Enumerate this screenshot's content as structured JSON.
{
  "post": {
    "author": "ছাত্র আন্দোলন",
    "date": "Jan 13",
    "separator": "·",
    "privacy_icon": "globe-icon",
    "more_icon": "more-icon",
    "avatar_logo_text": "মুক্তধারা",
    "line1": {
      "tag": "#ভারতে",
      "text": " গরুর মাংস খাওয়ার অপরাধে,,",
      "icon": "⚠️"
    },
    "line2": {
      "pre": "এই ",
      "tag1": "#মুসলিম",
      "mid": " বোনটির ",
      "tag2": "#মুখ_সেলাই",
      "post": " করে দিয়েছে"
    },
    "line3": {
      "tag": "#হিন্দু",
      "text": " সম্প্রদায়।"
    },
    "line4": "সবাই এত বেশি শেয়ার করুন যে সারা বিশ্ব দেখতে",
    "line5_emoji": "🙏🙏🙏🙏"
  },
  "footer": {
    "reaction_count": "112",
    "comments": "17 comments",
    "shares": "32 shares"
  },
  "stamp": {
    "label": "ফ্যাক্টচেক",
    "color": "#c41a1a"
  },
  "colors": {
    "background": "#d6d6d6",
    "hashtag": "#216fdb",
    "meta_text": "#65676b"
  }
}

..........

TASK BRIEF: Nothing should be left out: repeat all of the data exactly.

RESPONSE:
Enumerate this screenshot's content as structured JSON.
{
  "post": {
    "author": "ছাত্র আন্দোলন",
    "date": "Jan 13",
    "separator": "·",
    "privacy_icon": "globe-icon",
    "more_icon": "more-icon",
    "avatar_logo_text": "মুক্তধারা",
    "line1": {
      "tag": "#ভারতে",
      "text": " গরুর মাংস খাওয়ার অপরাধে,,",
      "icon": "⚠️"
    },
    "line2": {
      "pre": "এই ",
      "tag1": "#মুসলিম",
      "mid": " বোনটির ",
      "tag2": "#মুখ_সেলাই",
      "post": " করে দিয়েছে"
    },
    "line3": {
      "tag": "#হিন্দু",
      "text": " সম্প্রদায়।"
    },
    "line4": "সবাই এত বেশি শেয়ার করুন যে সারা বিশ্ব দেখতে",
    "line5_emoji": "🙏🙏🙏🙏"
  },
  "footer": {
    "reaction_count": "112",
    "comments": "17 comments",
    "shares": "32 shares"
  },
  "stamp": {
    "label": "ফ্যাক্টচেক",
    "color": "#c41a1a"
  },
  "colors": {
    "background": "#d6d6d6",
    "hashtag": "#216fdb",
    "meta_text": "#65676b"
  }
}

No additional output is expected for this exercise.